Ujima Black Family Program, a new project at the National Adoption Association focused on racial equity in adoption, has been awarded half a million dollars from the Walmart Foundation.
The program brings together dozens of Black child welfare leaders to collaborate with racial equity experts to design solutions for keeping Black families together and improving systems’ ability to care for and nurture Black youth experiencing foster care.
The Ujima Black Family Program is part of the National Adoption Association’s effort to address long-standing disparities in child welfare and push back against the stereotype that “Black families do not adopt,” the organization stated in a press release. They aim to improve outreach to Black families and decrease the number of Black youth who age out of the system.
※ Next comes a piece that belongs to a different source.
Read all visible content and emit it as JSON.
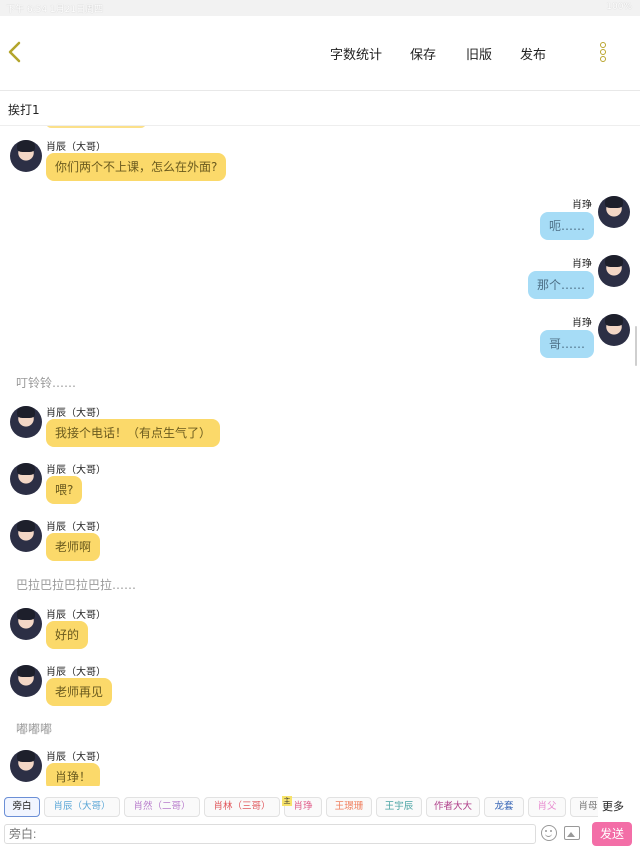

The National Adoption Association is a 40-year-old nonprofit that provides continuing education and credentialing to hundreds of child welfare professionals across the country and operates the AdoptUSKids adoption program on behalf of the federal Children’s Bureau. Its racial equity programs “transform systems to address the root causes that create barriers to family connections” for youth who are overrepresented in child welfare.
“For decades we have not been able to move the needle on this vexing issue due to the deeply embedded institutional racism that exists in all our systems,” Kamilah Bunn, Chief Executive Officer of the National Adoption Association, stated in a press release. “The leaders who join us on this journey will be equipped with access to experts in racial equity, implementation science and a peer network to confidently make the necessary changes within their systems to maintain Black family connections and prevent our children from experiencing these poor outcomes.”
Well-known researcher Jessica Pryce, assistant professor at Florida State University, has long focused on racial equity in the child welfare sphere and will evaluate the Ujima program.
The grant came from the Walmart.org Center for Racial Equity, which was founded in 2020 through a $100 million commitment to address systemic racism that drives Black people to be disproportionately impacted by the justice system.
“The Ujima Family Program will help build networks and deepen practices that support foster youth, a group that too frequently ends up in the justice system,” Dr. Marvin Carr, director of the Walmart.org Center for Racial Equity, stated in a press release.